Component data from apps and pages:
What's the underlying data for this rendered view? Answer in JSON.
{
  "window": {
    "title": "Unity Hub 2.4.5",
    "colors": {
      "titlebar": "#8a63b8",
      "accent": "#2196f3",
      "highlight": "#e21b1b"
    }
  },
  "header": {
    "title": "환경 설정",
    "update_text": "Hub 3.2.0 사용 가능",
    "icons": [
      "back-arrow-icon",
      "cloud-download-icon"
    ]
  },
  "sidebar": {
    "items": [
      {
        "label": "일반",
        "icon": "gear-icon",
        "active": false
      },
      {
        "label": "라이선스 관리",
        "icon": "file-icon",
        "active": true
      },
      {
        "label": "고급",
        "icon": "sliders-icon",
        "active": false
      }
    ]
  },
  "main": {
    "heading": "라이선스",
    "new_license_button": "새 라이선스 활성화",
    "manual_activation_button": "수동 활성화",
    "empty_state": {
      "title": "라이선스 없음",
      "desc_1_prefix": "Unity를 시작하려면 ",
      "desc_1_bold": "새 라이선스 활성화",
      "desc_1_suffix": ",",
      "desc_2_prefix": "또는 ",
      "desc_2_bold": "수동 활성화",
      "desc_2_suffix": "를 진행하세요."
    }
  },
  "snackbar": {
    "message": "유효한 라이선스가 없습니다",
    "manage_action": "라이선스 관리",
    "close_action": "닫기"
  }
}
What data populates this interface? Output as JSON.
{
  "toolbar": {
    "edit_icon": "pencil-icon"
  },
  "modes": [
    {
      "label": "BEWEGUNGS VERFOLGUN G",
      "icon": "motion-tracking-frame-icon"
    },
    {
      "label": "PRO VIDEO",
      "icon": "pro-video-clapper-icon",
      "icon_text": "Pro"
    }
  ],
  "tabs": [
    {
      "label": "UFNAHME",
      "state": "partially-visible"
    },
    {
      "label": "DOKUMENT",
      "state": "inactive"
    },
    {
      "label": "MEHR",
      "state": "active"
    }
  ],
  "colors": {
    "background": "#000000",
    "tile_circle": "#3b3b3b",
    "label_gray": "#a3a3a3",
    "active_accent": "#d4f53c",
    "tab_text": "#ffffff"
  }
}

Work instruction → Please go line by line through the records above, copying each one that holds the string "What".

Response to this task →
What's the underlying data for this rendered view? Answer in JSON.
What data populates this interface? Output as JSON.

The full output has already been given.